Just a followup to my posts from a few months back about GTK+ WebKit stuff. I haven't actually checked in the other major distros, but I believe Mandriva 2008 may actually be the first to ship a Webkit-based GTK+ browser. It includes Midori 0.0.6, built against SVN revision 25144 of WebKit (WebKitGdk as the GTK+ port was called at release time, WebKitGtk as it's called now) - not the gtk-webcore port I was initially packaging, as that seems to have mostly fallen by the wayside now. Pascal Terjan has stepped up to package this incarnation of GTK+ WebKit and keep midori up to date, so thanks to him. As I wrote a few months back, Midori is missing a lot of the features you'd expect of a real mature browser application, but as far as just rendering normal web content goes, it's pretty advanced already, as you'd expect since WebKit is a mature toolkit. It's fun to play with. So if you're running 2008 and want to look at the future of GTK+ web browsing, set up your contrib repository and install the midori package.

On a side note, this site will be down for a bit - I'm upgrading the machine that runs its VM to 2008.

Edit: okay, the VM host machine is updated to 2008 and now running VMware Server (rather than Player as before) - damn nice piece of software, I must say. Tomorrow I will tackle updating the mail and web server VMs themselves to 2008, so expect more downtime. This upgrade went nice and smooth once I swapped out the DVD drive in the machine for one that actually works. Moral of the story - never buy a Lite-ON DVD drive. I've bought three and they've all died within 18 months.

Public Service Announcement: NOKEY errors final

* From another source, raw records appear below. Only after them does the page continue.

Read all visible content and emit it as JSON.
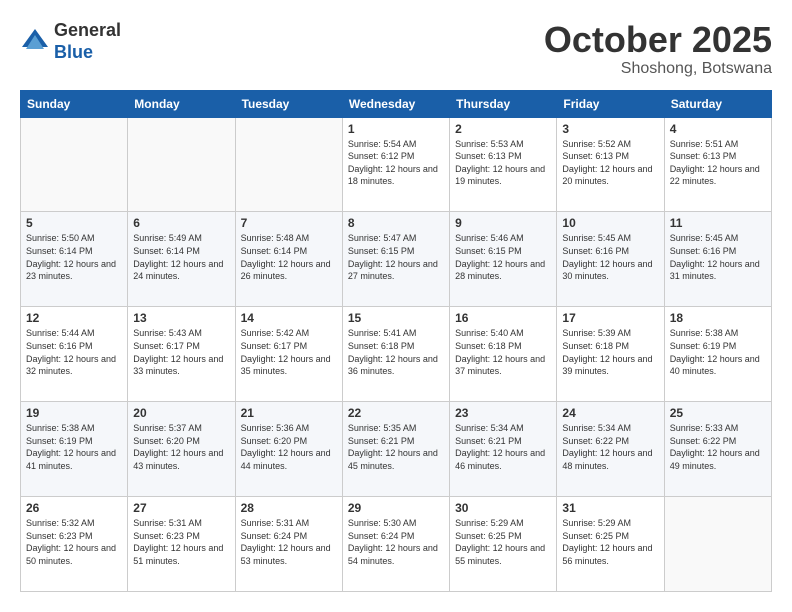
{
  "header": {
    "logo_line1": "General",
    "logo_line2": "Blue",
    "month_title": "October 2025",
    "location": "Shoshong, Botswana"
  },
  "calendar": {
    "days_of_week": [
      "Sunday",
      "Monday",
      "Tuesday",
      "Wednesday",
      "Thursday",
      "Friday",
      "Saturday"
    ],
    "weeks": [
      [
        {
          "day": "",
          "info": ""
        },
        {
          "day": "",
          "info": ""
        },
        {
          "day": "",
          "info": ""
        },
        {
          "day": "1",
          "info": "Sunrise: 5:54 AM\nSunset: 6:12 PM\nDaylight: 12 hours\nand 18 minutes."
        },
        {
          "day": "2",
          "info": "Sunrise: 5:53 AM\nSunset: 6:13 PM\nDaylight: 12 hours\nand 19 minutes."
        },
        {
          "day": "3",
          "info": "Sunrise: 5:52 AM\nSunset: 6:13 PM\nDaylight: 12 hours\nand 20 minutes."
        },
        {
          "day": "4",
          "info": "Sunrise: 5:51 AM\nSunset: 6:13 PM\nDaylight: 12 hours\nand 22 minutes."
        }
      ],
      [
        {
          "day": "5",
          "info": "Sunrise: 5:50 AM\nSunset: 6:14 PM\nDaylight: 12 hours\nand 23 minutes."
        },
        {
          "day": "6",
          "info": "Sunrise: 5:49 AM\nSunset: 6:14 PM\nDaylight: 12 hours\nand 24 minutes."
        },
        {
          "day": "7",
          "info": "Sunrise: 5:48 AM\nSunset: 6:14 PM\nDaylight: 12 hours\nand 26 minutes."
        },
        {
          "day": "8",
          "info": "Sunrise: 5:47 AM\nSunset: 6:15 PM\nDaylight: 12 hours\nand 27 minutes."
        },
        {
          "day": "9",
          "info": "Sunrise: 5:46 AM\nSunset: 6:15 PM\nDaylight: 12 hours\nand 28 minutes."
        },
        {
          "day": "10",
          "info": "Sunrise: 5:45 AM\nSunset: 6:16 PM\nDaylight: 12 hours\nand 30 minutes."
        },
        {
          "day": "11",
          "info": "Sunrise: 5:45 AM\nSunset: 6:16 PM\nDaylight: 12 hours\nand 31 minutes."
        }
      ],
      [
        {
          "day": "12",
          "info": "Sunrise: 5:44 AM\nSunset: 6:16 PM\nDaylight: 12 hours\nand 32 minutes."
        },
        {
          "day": "13",
          "info": "Sunrise: 5:43 AM\nSunset: 6:17 PM\nDaylight: 12 hours\nand 33 minutes."
        },
        {
          "day": "14",
          "info": "Sunrise: 5:42 AM\nSunset: 6:17 PM\nDaylight: 12 hours\nand 35 minutes."
        },
        {
          "day": "15",
          "info": "Sunrise: 5:41 AM\nSunset: 6:18 PM\nDaylight: 12 hours\nand 36 minutes."
        },
        {
          "day": "16",
          "info": "Sunrise: 5:40 AM\nSunset: 6:18 PM\nDaylight: 12 hours\nand 37 minutes."
        },
        {
          "day": "17",
          "info": "Sunrise: 5:39 AM\nSunset: 6:18 PM\nDaylight: 12 hours\nand 39 minutes."
        },
        {
          "day": "18",
          "info": "Sunrise: 5:38 AM\nSunset: 6:19 PM\nDaylight: 12 hours\nand 40 minutes."
        }
      ],
      [
        {
          "day": "19",
          "info": "Sunrise: 5:38 AM\nSunset: 6:19 PM\nDaylight: 12 hours\nand 41 minutes."
        },
        {
          "day": "20",
          "info": "Sunrise: 5:37 AM\nSunset: 6:20 PM\nDaylight: 12 hours\nand 43 minutes."
        },
        {
          "day": "21",
          "info": "Sunrise: 5:36 AM\nSunset: 6:20 PM\nDaylight: 12 hours\nand 44 minutes."
        },
        {
          "day": "22",
          "info": "Sunrise: 5:35 AM\nSunset: 6:21 PM\nDaylight: 12 hours\nand 45 minutes."
        },
        {
          "day": "23",
          "info": "Sunrise: 5:34 AM\nSunset: 6:21 PM\nDaylight: 12 hours\nand 46 minutes."
        },
        {
          "day": "24",
          "info": "Sunrise: 5:34 AM\nSunset: 6:22 PM\nDaylight: 12 hours\nand 48 minutes."
        },
        {
          "day": "25",
          "info": "Sunrise: 5:33 AM\nSunset: 6:22 PM\nDaylight: 12 hours\nand 49 minutes."
        }
      ],
      [
        {
          "day": "26",
          "info": "Sunrise: 5:32 AM\nSunset: 6:23 PM\nDaylight: 12 hours\nand 50 minutes."
        },
        {
          "day": "27",
          "info": "Sunrise: 5:31 AM\nSunset: 6:23 PM\nDaylight: 12 hours\nand 51 minutes."
        },
        {
          "day": "28",
          "info": "Sunrise: 5:31 AM\nSunset: 6:24 PM\nDaylight: 12 hours\nand 53 minutes."
        },
        {
          "day": "29",
          "info": "Sunrise: 5:30 AM\nSunset: 6:24 PM\nDaylight: 12 hours\nand 54 minutes."
        },
        {
          "day": "30",
          "info": "Sunrise: 5:29 AM\nSunset: 6:25 PM\nDaylight: 12 hours\nand 55 minutes."
        },
        {
          "day": "31",
          "info": "Sunrise: 5:29 AM\nSunset: 6:25 PM\nDaylight: 12 hours\nand 56 minutes."
        },
        {
          "day": "",
          "info": ""
        }
      ]
    ]
  }
}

A final message on the NOKEY issue: all mirrors in the official list are now okay with the sole exception of Any other mirror proposed by the Mandriva repository configuration tools should now be okay. As mentioned in the previous message, if you have already set up your repositories and are encountering the NOKEY issue, you will need to either run 'urpmi.update -a --force-key' as root or remove and re-add your repositories to stop the errors from showing up in future. Once again, we're sorry for this inconvenience.